• [What to work on]:
Only lines holding the word "like" are wanted. Copy them from the listing below.
------------------------------------------------------------
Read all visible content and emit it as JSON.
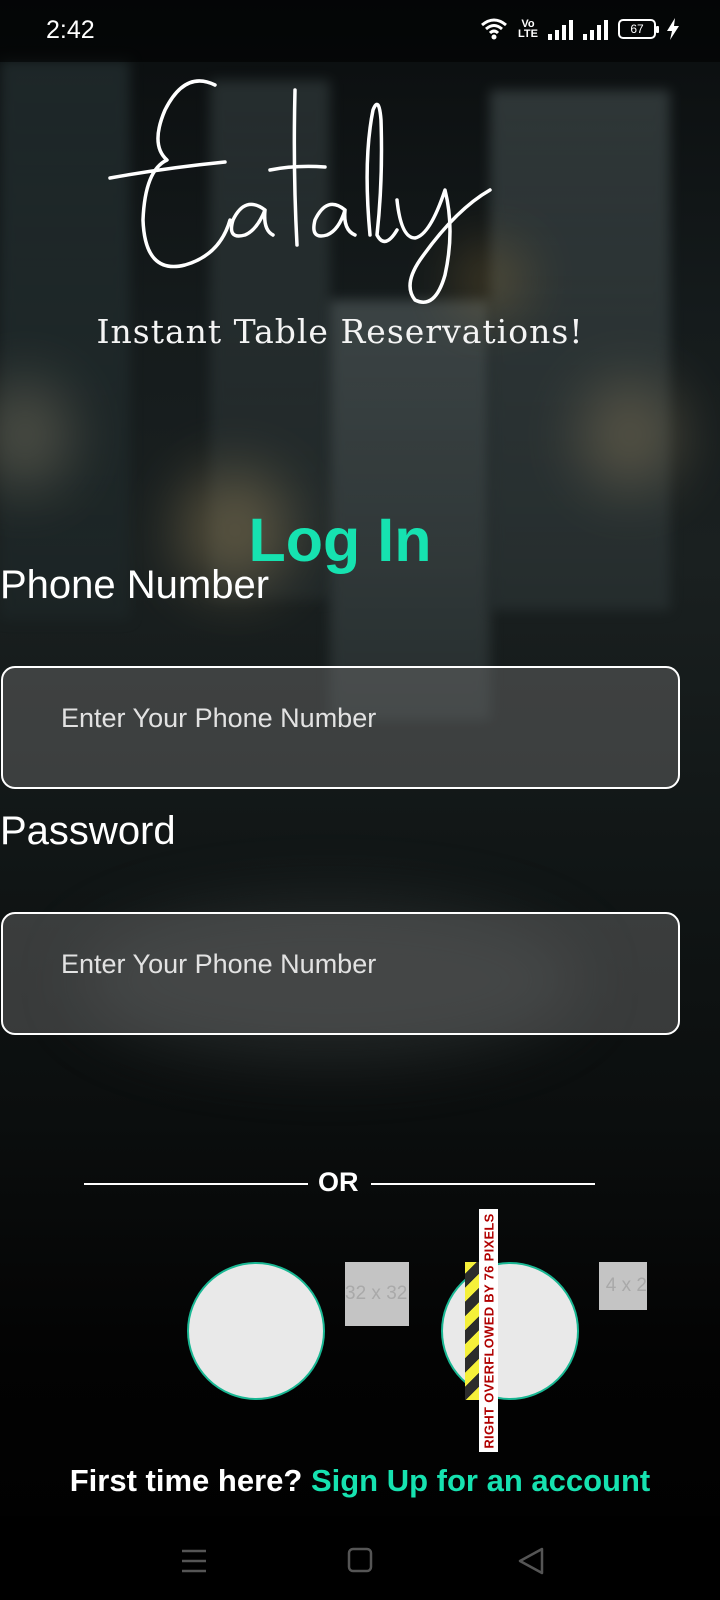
{
  "status_bar": {
    "time": "2:42",
    "battery": "67",
    "network_badge": "VoD LTE2"
  },
  "brand": {
    "logo_text": "Eataly",
    "tagline": "Instant Table Reservations!"
  },
  "form": {
    "title": "Log In",
    "phone": {
      "label": "Phone Number",
      "placeholder": "Enter Your Phone Number",
      "value": ""
    },
    "password": {
      "label": "Password",
      "placeholder": "Enter Your Phone Number",
      "value": ""
    }
  },
  "divider": {
    "text": "OR"
  },
  "social": {
    "placeholder_1": "32 x 32",
    "placeholder_2": "4 x 2",
    "overflow_warning": "RIGHT OVERFLOWED BY 76 PIXELS"
  },
  "footer": {
    "prompt": "First time here? ",
    "signup_link": "Sign Up for an account"
  },
  "colors": {
    "accent": "#16e2b0",
    "field_border": "#ffffff",
    "circle_border": "#19b793"
  },
  "nav_icons": [
    "menu-icon",
    "home-square-icon",
    "back-triangle-icon"
  ]
}
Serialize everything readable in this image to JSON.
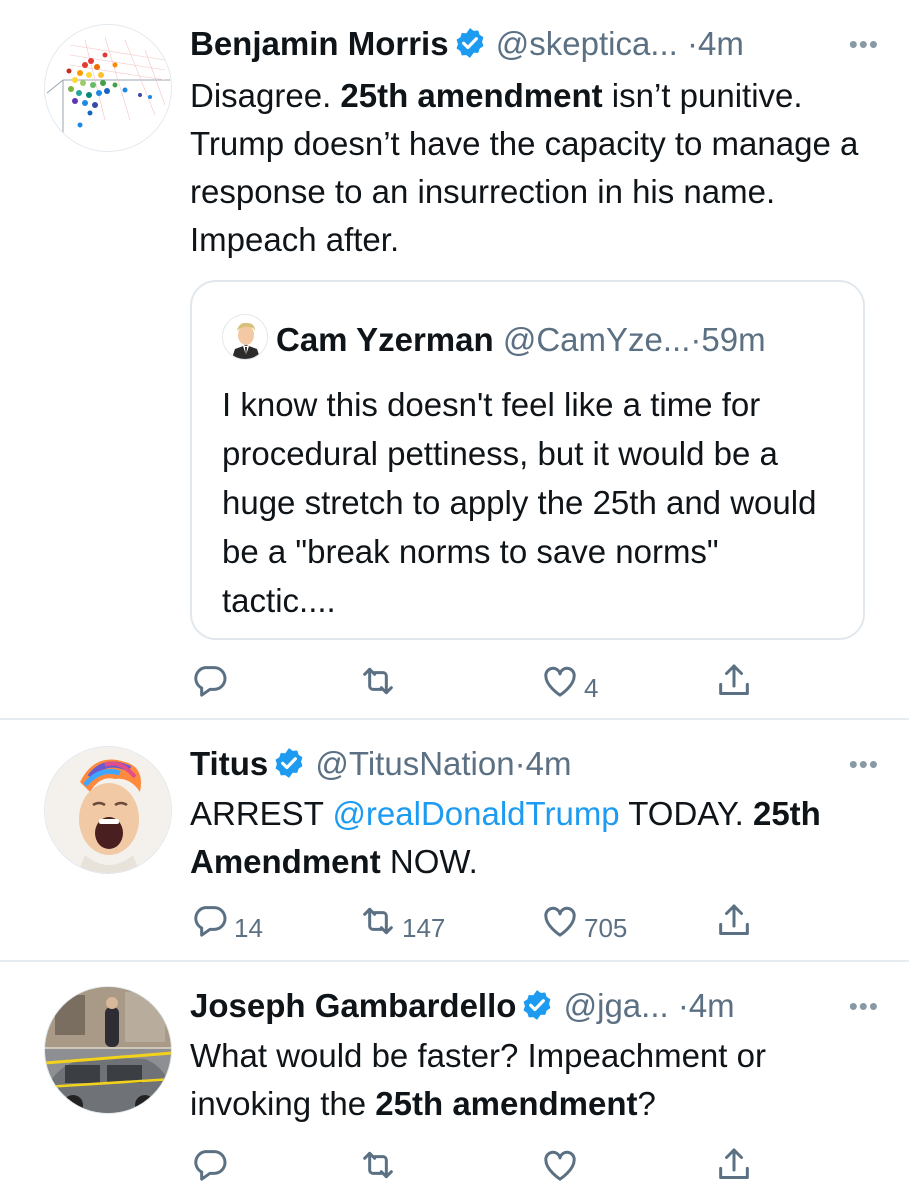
{
  "colors": {
    "text": "#0f1419",
    "secondary": "#5b7083",
    "link": "#1d9bf0",
    "verified": "#1d9bf0",
    "divider": "#e6ecf0"
  },
  "tweets": [
    {
      "name": "Benjamin Morris",
      "verified": true,
      "handle": "@skeptica...",
      "dot": "·",
      "time": "4m",
      "more": "•••",
      "avatar_icon": "scatter-plot-avatar",
      "text_parts": [
        {
          "text": "Disagree. ",
          "bold": false
        },
        {
          "text": "25th amendment",
          "bold": true
        },
        {
          "text": " isn’t punitive. Trump doesn’t have the capacity to manage a response to an insurrection in his name. Impeach after.",
          "bold": false
        }
      ],
      "quote": {
        "name": "Cam Yzerman",
        "handle": "@CamYze...",
        "dot": "·",
        "time": "59m",
        "text": "I know this doesn't feel like a time for procedural pettiness, but it would be a huge stretch to apply the 25th and would be a \"break norms to save norms\" tactic...."
      },
      "actions": {
        "reply": "",
        "retweet": "",
        "like": "4",
        "share": ""
      }
    },
    {
      "name": "Titus",
      "verified": true,
      "handle": "@TitusNation",
      "dot": "·",
      "time": "4m",
      "more": "•••",
      "avatar_icon": "screaming-face-avatar",
      "text_parts": [
        {
          "text": "ARREST ",
          "bold": false
        },
        {
          "text": "@realDonaldTrump",
          "mention": true
        },
        {
          "text": " TODAY. ",
          "bold": false
        },
        {
          "text": "25th Amendment",
          "bold": true
        },
        {
          "text": " NOW.",
          "bold": false
        }
      ],
      "actions": {
        "reply": "14",
        "retweet": "147",
        "like": "705",
        "share": ""
      }
    },
    {
      "name": "Joseph Gambardello",
      "verified": true,
      "handle": "@jga...",
      "dot": "·",
      "time": "4m",
      "more": "•••",
      "avatar_icon": "street-photo-avatar",
      "text_parts": [
        {
          "text": "What would be faster? Impeachment or invoking the ",
          "bold": false
        },
        {
          "text": "25th amendment",
          "bold": true
        },
        {
          "text": "?",
          "bold": false
        }
      ],
      "actions": {
        "reply": "",
        "retweet": "",
        "like": "",
        "share": ""
      }
    }
  ]
}
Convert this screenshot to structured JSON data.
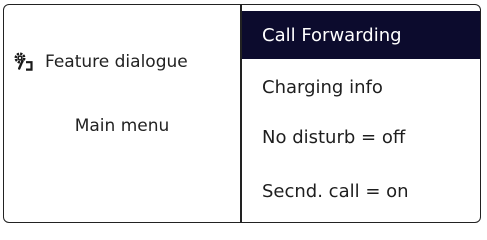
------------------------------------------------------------
• [Result of the task]:
        "text": "I know this doesn't feel like a time for procedural pettiness, but it would be a huge stretch to apply the 25th and would be a \"break norms to save norms\" tactic...."
        "like": "4",
        "like": "705",
        "like": "",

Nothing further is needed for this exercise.